Tag Archives: awareness

The awareness trick


The hard question of consciousness may not be that hard, if one doesn’t give up too soon. Consider magic – the magician does a magic trick and we see the magic but we do not believe it is supernatural. Why? Because magicians in fear of their lives long ago convinced their audiences that it was a trick. They would not reveal how the trick was done but assured us – really, really, it is a trick, we are not dangerous, no supernatural magic here. Let’s consider the idea that consciousness is not supernatural magic but a trick. We don’t know how the trick is done but we know it is a trick. If that is so, than it can be understood with effort (and not throwing up our hands and saying ‘too hard’). Somehow an information processing organ produces our consciousness and we just have to figure out how.

This seems to be the route taken by Michael Graziano – assume consciousness is understandable and try to understand it. He concentrates on awareness – how is awareness produced. He goes straight for the hard question.

He reasons that the brain must have a way to deal with other’s actions – understand and predict them.
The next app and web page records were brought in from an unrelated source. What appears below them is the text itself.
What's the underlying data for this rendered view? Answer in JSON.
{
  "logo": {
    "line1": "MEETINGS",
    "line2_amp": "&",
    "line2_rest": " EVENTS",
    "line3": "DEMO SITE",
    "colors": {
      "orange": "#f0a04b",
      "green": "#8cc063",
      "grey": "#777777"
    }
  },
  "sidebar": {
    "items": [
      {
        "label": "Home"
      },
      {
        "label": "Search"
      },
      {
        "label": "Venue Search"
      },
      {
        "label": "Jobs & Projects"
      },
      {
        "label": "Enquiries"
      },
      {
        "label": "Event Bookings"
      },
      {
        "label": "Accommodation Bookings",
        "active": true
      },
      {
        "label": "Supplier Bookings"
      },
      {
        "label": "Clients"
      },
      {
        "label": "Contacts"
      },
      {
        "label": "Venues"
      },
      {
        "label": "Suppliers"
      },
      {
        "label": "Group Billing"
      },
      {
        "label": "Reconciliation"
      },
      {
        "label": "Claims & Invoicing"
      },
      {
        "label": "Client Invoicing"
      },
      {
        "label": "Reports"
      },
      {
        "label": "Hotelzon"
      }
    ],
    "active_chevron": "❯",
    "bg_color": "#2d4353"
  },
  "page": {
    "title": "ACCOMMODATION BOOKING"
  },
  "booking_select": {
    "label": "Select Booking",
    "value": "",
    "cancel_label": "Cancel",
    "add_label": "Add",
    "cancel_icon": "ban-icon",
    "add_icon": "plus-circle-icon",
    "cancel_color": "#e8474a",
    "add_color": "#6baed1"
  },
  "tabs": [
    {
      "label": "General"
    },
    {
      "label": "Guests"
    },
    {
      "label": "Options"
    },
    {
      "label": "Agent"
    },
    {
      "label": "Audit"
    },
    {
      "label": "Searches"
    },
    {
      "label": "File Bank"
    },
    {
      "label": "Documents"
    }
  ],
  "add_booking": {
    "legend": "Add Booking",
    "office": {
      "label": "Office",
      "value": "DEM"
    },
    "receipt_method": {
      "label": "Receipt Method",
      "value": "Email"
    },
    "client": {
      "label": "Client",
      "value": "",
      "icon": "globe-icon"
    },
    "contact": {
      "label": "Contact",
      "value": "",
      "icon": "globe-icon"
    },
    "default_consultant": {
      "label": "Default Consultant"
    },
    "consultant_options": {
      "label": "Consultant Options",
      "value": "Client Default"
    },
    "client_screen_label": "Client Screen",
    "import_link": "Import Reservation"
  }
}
Our brains use a model of what someone’s actions imply about their future actions. We attribute to others a mechanism that includes entities like intentions, preferences, and in particular for Graziano’s understanding, we attribute awareness to others. We take the trouble to figure out and remember what others are aware of and what they are not aware of. It is important if you are a predator to calculate what your prey is aware of and if you are the potential victim to calculate what your predator is aware of. It is extremely important in social animals for cooperating with others. So we have this (possibly hypothetical) attribute, awareness, that we keep track of in other people and animals. We even have a good idea of where in the brain much of this calculation goes on: the temporoparietal junction (TPJ) and the superior temporal sulcus (STS). Experiments have linked these areas with ‘social attribution’ of various attributes to the internal processing of others. In other words they create a ‘mind’ for the other animal and use it to predict the other’s actions; these areas do the theory-of-mind calculations and they track the awareness in others.

But here is the interesting part – the areas also seems to do similar theory-of-mind calculation about ourselves. When the TPJ and STS are damaged, the awareness of patients is affected and they lose awareness of one side of space. Experimentally people have been shown to have vision on the ‘blind side’, to avoid obstacles on that side and to be aware in memory if they are asked to turn around and look the opposite way. Then they are aware of what they could not see before and not aware of what they did see. These areas are involved in producing the phenomenon of awareness.

One way of saying this is that we have evolved a process that creates a ‘mind’ for another animal and we use that ‘mind’ to understand and predict the animal but we also use it to understand and predict ourselves by creating our ‘mind’.

Graziano says, “The conjunction of these two previous findings suggests that awareness is a computed feature constructed by an expert system in the brain. The feature of awareness can be attributed to other people in the context of social perception. It can also be attributed to oneself, in effect creating one’s own awareness.” But how is this creation done? He proposes that awareness is a model of attention. To say that someone is aware of something is to say that they are attending to it – it has their attention. So our conscious awareness at any moment is the current attention model/schema that the brain has constructed. “One’s own awareness is a schematized model of one’s own attention.” And because it is a model it is approximate and simplified – not a complete and accurate version of attention but a model. We can attend, on occasion, to things we are not aware of. Like our model of the world and our model of our bodies, we cannot rely on completeness or accuracy. Models/schema are not the real thing – they are not the world, not our bodies and not our information processing organs or brains. Consciousness/awareness/mind is a useful fiction based on attention in the brain.

Anyway, that is what Graziano’s ‘Attention Schema Theory’ looks like. It seems a good start to solving the hard question. The material is from a podcast http://brainsciencepodcast.com/bsp/108-graziano .